A month later, Gehrig entered the Mayo Clinic and was diagnosed with ALS, a degenerative muscle disorder first described in the late 1800s by a French physician. Gehrig remained with the team, sitting on the bench. He professed awe at having a fan's perspective on his beloved game. "I never appreciated some of the fellows I've been playing with for years," he said. "What I always thought were routine plays when I was in the lineup are really thrilling when you see 'em from off the field."
On July 4, 1939, the Yankees staged a Gehrig Appreciation Day at Yankee Stadium. Ruth and other members of Murderer's Row returned for the ceremony, along with Yankee officials and dignitaries. At first, Gehrig was too overwhelmed to speak, but the crowd chanted: "We want Gehrig!" He stepped to the microphone, blowing his nose and rubbing his eyes. Cap in hand, he spoke: "Fans, for the past two weeks you have been reading about a bad break I got. Yet today I consider myself the luckiest man on the face of the earth. I have been in ballparks for 17 years and have never received anything but kindness and encouragement from you fans. Look at these grand men. Which of you wouldn't consider it the highlight of his career just to associate with them for even one day? … "When you have a father and mother who work all their lives so that you can have an education and build your body, it's a blessing. When you have a wife who has been a tower of strength and shown more courage than you dreamed existed, that's the finest I know. So I close in saying that I might have had a bad break, but I have an awful lot to live for. Thank you."
In December 1939, the Baseball Writers Association waived their usual five-year waiting period and unanimously elected Gehrig to the Baseball Hall of Fame. Gehrig then took a job with the New York City Parole Commission. He rarely visited Yankee Stadium because it was too painful to see the game he missed so much.
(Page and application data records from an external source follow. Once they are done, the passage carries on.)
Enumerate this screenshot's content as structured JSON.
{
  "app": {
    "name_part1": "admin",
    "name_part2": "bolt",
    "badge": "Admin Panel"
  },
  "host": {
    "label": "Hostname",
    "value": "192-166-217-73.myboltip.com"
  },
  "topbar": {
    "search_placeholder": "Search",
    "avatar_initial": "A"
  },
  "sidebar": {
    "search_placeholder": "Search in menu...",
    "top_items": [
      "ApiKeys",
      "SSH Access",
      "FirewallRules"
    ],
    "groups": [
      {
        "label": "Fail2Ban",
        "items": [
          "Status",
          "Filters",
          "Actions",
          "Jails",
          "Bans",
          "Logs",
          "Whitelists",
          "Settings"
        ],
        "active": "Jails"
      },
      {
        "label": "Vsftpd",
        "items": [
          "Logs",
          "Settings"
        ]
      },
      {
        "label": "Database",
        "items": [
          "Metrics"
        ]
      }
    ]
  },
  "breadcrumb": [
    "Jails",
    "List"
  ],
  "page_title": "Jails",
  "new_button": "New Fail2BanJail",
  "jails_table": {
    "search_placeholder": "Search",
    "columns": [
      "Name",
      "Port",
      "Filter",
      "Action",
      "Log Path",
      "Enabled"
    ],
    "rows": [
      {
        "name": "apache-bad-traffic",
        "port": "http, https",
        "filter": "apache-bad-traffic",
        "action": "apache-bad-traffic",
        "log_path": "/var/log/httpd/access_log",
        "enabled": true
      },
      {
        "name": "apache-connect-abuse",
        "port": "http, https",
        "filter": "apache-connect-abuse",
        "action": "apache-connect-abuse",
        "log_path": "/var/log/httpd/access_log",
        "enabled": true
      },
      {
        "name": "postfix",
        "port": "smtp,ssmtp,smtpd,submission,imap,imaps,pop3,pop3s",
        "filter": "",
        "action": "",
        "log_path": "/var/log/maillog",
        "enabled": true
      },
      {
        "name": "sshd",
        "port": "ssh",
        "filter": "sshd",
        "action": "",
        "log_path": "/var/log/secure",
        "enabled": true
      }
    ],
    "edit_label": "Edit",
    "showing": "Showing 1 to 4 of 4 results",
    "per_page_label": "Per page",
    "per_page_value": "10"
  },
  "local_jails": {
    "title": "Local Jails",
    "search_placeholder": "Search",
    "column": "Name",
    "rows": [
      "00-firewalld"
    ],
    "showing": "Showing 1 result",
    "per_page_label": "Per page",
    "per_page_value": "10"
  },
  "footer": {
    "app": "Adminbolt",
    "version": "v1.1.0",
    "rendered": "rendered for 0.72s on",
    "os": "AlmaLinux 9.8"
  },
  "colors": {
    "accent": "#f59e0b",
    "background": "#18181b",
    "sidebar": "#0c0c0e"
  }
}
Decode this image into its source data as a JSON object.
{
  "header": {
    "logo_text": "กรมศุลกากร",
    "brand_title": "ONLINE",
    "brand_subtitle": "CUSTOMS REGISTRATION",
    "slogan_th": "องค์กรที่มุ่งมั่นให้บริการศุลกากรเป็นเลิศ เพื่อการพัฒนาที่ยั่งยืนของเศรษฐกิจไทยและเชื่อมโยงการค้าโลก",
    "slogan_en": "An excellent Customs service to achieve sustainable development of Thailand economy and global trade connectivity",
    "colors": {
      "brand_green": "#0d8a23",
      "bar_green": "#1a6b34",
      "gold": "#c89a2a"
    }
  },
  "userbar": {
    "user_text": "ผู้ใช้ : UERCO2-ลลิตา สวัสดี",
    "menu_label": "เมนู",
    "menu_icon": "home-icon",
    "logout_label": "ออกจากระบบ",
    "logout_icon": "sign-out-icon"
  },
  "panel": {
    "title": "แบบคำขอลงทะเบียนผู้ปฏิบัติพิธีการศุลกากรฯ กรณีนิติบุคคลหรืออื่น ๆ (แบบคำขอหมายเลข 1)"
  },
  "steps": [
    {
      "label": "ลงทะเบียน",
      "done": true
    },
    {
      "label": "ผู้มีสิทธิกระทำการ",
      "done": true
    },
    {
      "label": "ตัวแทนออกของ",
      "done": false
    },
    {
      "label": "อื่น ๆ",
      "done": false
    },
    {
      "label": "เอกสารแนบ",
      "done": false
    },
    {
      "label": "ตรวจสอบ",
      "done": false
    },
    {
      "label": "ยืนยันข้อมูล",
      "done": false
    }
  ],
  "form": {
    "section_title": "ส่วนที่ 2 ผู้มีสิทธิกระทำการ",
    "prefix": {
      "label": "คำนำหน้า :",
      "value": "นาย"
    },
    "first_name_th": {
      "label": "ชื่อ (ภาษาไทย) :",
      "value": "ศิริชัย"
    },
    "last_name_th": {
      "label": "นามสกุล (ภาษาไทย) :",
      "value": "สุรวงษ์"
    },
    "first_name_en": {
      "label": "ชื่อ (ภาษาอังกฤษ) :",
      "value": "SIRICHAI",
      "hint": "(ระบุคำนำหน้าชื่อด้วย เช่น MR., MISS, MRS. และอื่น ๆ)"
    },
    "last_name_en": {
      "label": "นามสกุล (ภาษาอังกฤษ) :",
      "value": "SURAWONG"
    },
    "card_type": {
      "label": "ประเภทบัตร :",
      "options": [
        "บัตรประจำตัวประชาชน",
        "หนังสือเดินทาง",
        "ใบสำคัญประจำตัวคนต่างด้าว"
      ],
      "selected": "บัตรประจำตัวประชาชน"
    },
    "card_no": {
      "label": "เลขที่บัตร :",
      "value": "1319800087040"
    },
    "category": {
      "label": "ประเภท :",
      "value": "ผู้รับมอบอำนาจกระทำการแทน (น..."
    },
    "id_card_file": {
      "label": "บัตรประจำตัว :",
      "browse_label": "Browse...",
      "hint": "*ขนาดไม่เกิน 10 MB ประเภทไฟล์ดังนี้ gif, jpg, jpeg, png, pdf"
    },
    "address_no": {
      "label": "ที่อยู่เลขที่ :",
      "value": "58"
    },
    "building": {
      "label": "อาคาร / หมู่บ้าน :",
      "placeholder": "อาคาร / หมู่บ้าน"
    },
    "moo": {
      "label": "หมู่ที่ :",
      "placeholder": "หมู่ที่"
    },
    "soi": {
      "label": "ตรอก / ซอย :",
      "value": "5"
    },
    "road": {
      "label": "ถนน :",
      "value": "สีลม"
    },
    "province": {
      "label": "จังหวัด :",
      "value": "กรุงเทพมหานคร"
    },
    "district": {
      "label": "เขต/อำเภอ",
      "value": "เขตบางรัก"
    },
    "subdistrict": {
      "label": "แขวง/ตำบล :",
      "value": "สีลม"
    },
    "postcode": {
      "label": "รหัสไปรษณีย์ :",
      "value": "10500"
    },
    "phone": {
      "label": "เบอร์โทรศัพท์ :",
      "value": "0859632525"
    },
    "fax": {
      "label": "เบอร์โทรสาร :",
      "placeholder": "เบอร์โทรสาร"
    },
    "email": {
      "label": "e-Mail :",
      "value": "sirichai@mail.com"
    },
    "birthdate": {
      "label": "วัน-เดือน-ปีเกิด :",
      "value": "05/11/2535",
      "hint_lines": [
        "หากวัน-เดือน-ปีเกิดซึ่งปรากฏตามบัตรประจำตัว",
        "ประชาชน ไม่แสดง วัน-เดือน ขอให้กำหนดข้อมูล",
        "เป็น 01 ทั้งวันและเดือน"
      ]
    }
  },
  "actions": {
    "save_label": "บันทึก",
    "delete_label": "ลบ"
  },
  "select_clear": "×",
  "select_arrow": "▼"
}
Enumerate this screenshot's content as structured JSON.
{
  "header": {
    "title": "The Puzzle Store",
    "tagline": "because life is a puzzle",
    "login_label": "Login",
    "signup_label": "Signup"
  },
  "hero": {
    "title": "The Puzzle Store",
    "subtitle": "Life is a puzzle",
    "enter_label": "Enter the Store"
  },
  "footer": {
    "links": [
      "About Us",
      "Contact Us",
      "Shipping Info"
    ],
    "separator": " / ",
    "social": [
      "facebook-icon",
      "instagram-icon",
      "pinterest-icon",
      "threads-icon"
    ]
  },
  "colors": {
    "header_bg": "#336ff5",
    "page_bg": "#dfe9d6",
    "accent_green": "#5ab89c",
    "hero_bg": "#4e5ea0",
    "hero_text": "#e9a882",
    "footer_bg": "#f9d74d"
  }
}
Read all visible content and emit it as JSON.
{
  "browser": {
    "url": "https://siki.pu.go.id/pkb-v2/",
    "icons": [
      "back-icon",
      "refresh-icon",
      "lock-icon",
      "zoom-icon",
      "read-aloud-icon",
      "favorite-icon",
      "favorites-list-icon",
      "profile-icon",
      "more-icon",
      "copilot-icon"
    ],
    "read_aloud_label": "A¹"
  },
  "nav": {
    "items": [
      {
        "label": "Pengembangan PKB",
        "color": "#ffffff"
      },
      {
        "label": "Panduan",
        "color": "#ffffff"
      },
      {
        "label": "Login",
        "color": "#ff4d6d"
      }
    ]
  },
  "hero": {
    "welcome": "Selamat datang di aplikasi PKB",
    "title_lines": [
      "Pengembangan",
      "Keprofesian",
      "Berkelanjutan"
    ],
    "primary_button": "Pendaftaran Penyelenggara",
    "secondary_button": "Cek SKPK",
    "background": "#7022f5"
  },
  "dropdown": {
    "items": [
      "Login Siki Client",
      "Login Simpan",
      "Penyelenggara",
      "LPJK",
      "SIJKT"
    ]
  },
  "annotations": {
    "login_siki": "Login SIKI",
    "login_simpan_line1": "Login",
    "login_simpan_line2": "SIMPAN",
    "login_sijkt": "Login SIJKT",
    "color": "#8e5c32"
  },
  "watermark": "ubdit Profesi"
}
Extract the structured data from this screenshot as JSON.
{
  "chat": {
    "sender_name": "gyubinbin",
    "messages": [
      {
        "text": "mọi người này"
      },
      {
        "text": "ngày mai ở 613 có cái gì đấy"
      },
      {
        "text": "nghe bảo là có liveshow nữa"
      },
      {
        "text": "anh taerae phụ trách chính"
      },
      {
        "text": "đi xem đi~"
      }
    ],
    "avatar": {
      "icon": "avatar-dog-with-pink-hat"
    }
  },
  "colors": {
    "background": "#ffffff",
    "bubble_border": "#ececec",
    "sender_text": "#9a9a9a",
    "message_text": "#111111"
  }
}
Gehrig died on June 2, 1941 in New York City, exactly 16 years after he had permanently replaced Pipp in the Yankees lineup.
The following year, movie producer Samuel Goldwyn released "Pride of the Yankees," a Gehrig biography with Gary Cooper in the lead role and Babe Ruth appearing as himself. It became one of the most popular baseball movies ever made.
Little understood then, ALS became more well-known as Lou Gehrig's disease. Its high-profile victim brought it attention, research, and understanding. The incurable disease strikes about 5,000 Americans each year; most die within two to five years. It is the only major disease named after one of its victims. David Noonan of Sports Illustrated noted the irony that "one of the greatest baseball players who ever lived is best known for the way he died."
Further Reading on Lou Gehrig
Hubler, Richard, Lou Gehrig: The Iron Horse of Baseball, Houghton Mifflin, 1941.
Robinson, Ray, Iron Horse: Lou Gehrig in His Time, W.W.Norton & Company, 1990.
Sports Illustrated, April 4, 1988; October 8, 1990; September 11, 1995.